Only lines that contain the word "label" are to be returned from the data below.

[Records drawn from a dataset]
= = = =

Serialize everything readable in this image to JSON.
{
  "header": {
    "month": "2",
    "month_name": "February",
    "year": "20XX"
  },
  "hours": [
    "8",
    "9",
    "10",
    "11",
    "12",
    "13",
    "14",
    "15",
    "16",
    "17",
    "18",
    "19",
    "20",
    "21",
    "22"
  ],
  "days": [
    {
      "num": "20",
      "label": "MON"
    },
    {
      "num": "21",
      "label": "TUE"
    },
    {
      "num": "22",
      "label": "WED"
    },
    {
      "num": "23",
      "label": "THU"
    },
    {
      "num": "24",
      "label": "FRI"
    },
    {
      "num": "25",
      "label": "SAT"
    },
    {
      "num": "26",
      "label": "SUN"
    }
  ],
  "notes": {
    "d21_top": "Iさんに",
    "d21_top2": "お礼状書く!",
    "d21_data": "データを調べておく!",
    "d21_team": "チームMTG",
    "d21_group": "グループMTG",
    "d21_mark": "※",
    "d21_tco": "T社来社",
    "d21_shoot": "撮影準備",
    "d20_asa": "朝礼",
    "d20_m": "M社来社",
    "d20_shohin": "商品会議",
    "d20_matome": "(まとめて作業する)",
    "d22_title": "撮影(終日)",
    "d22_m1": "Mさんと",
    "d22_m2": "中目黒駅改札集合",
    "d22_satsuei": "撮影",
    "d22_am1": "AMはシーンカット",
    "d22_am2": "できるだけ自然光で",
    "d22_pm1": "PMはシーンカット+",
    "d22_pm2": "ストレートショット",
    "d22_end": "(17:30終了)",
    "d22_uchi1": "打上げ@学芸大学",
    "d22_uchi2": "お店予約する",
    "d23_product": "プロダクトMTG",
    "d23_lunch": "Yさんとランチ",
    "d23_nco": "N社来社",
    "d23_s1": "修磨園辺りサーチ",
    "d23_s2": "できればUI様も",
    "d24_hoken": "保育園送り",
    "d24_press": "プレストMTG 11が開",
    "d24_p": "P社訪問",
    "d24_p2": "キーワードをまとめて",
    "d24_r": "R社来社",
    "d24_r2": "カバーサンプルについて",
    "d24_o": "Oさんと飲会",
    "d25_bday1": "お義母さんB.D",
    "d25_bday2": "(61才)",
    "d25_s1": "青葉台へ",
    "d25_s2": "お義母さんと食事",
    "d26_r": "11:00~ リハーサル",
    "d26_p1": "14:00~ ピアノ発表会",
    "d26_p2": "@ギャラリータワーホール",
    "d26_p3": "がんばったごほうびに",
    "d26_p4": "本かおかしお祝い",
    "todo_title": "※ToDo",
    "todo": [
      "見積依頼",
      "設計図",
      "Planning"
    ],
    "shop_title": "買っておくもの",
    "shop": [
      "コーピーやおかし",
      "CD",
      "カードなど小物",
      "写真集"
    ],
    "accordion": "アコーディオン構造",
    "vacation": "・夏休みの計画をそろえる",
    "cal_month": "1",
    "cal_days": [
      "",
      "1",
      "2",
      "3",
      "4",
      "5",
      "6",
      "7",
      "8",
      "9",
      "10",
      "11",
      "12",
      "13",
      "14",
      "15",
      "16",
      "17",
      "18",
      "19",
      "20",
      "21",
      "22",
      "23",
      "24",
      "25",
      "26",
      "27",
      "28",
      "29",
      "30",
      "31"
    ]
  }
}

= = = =

→ Output of the exercise:
      "label": "MON"
      "label": "TUE"
      "label": "WED"
      "label": "THU"
      "label": "FRI"
      "label": "SAT"
      "label": "SUN"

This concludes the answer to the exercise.